- The fourth bullet does not apply, as this case refers to results showing an “X” over an Allegiance marker. (If you have a nearby army, a Stronghold that is rebelling against you may come around!)
Since no bullet applies to Ponte a Sieve, nothing happens.
There is still a second Revolt roll to do. …
The second roll finds Altopascio, a Town in the northwest, near Lucca. (Notice that the locations on each Revolt table are arranged roughly geographically—north, south, east, and west—to make them a bit easier to find on the map.)
As with the first Revolt roll, this target is away from Ghibelline influence and does not Revolt.
So much for any Revolt rippling from the Guelph defeat at Montepulciano! Second is Treachery:
In addition to those Revolt table rolls, the side obtaining an Enemy Town’s Surrender is able to select two Treachery cards, which begin a scenario set aside, to add to that side’s Command deck. That is, these acquired Treachery cards become available to be selected as one of the cards in the next or any later Campaign’s Plan stack. (See the second bullet in the reminder list here from the Revolt & Treachery aid sheet.)
Each Lord in the game as a single such card that a side can add. The selection of which cards is secret. So I would not know which cards Antoine might pick. However, as the Ghibellines have only 2 Lords on the map—Sienna and Provenzano—those would almost certainly be the ones Antoine would add as Montepulciano’s submission opens possibilities for more Revolt by future Treachery.
We will find out in Part 2 of this replay how players can use these Treachery cards to target Strongholds for Revolt (among other deviousness). We now have many of Inferno’s key game mechanics in hand. So, in the next part, we will accelerate through our conflict, beginning with turn 3 and the onset of Summer, 1259. To be continued!
This is so great thanks!
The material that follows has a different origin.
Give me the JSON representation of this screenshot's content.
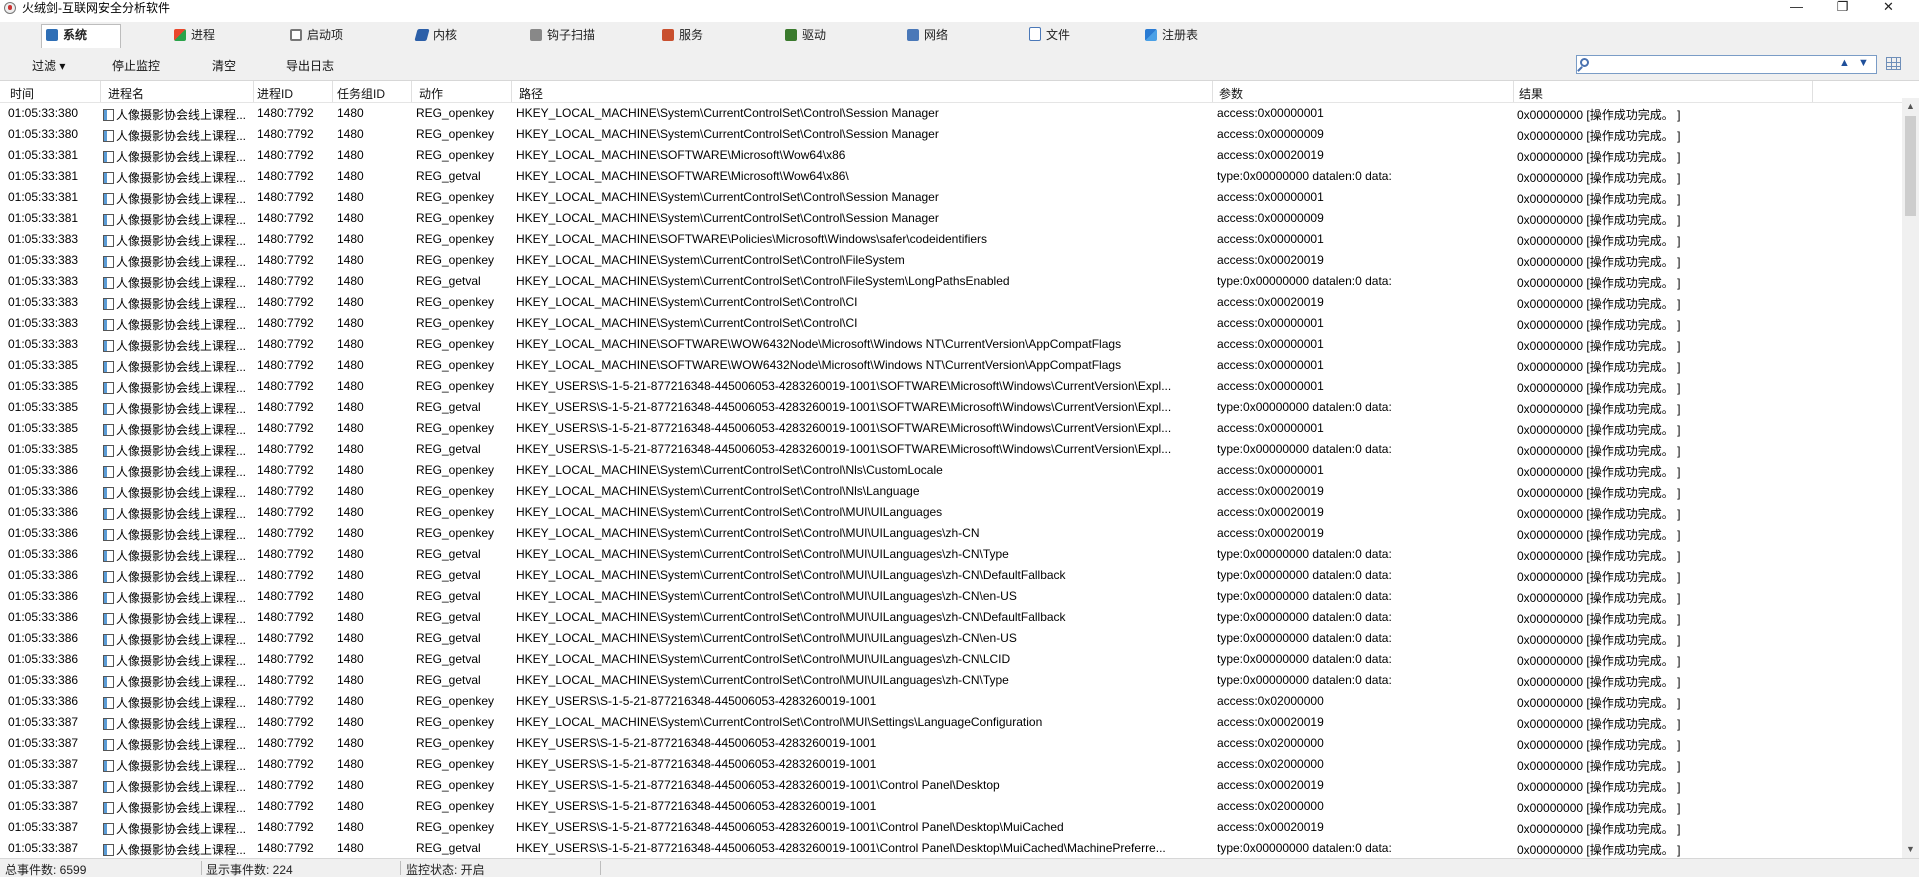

Really helped me learn the game.
LikeLiked by 1 person
Yes, this is great in telling the story and explaining the rules!